:: Exercise goal ::
Search the entries for the word "Login" and pull out each line that has it.

:: Entries taken from a collection ::
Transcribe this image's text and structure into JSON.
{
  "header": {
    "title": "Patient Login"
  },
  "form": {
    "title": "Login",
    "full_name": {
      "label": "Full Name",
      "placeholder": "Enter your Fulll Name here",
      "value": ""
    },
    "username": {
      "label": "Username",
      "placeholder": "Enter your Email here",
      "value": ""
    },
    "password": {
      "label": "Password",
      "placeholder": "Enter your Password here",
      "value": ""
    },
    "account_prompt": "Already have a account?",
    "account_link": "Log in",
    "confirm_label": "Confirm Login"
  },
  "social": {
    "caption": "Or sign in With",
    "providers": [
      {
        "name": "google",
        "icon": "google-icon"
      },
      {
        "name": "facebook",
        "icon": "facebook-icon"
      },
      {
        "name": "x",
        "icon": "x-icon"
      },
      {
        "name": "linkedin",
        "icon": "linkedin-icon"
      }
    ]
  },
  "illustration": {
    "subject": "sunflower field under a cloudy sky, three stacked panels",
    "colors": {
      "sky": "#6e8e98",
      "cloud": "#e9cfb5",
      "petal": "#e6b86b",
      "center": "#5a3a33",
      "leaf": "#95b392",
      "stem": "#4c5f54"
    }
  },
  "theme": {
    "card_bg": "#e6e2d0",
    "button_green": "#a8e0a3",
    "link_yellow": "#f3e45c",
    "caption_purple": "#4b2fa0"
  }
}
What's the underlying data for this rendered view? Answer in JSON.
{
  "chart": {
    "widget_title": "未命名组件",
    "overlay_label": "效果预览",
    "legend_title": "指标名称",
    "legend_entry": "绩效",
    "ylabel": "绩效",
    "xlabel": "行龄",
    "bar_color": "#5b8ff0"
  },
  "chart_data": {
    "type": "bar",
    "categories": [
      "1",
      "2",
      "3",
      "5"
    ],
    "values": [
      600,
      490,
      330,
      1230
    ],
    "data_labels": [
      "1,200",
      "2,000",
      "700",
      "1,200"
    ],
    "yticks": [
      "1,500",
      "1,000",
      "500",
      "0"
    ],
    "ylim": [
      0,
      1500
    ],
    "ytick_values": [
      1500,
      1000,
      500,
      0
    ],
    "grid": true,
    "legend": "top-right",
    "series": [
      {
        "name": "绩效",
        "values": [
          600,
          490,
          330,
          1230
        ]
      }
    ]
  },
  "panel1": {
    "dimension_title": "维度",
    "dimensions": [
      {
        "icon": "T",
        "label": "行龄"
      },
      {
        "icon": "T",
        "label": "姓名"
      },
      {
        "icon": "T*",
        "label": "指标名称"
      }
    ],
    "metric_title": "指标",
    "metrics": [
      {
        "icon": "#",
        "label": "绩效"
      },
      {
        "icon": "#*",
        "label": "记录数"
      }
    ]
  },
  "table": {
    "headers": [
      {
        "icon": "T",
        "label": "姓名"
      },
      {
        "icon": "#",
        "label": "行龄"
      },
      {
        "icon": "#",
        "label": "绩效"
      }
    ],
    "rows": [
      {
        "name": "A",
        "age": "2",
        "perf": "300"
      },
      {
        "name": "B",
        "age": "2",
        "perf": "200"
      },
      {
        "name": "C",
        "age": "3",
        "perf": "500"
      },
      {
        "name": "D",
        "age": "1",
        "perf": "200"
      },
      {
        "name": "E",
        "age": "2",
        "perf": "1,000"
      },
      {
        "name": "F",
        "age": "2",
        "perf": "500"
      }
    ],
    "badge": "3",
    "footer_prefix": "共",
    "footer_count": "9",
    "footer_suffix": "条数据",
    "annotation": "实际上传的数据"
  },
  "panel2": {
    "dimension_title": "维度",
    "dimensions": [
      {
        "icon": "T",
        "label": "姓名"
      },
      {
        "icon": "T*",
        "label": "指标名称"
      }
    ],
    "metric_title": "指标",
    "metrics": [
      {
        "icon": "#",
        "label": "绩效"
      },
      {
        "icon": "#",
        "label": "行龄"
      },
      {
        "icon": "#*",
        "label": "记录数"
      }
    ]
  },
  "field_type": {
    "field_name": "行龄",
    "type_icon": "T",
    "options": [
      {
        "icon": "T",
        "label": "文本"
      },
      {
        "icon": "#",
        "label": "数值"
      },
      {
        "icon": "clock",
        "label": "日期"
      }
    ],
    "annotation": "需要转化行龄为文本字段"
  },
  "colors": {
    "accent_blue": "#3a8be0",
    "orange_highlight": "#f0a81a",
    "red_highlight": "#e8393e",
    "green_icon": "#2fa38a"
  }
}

:: Solution ::
    "title": "Patient Login"
    "title": "Login",
    "confirm_label": "Confirm Login"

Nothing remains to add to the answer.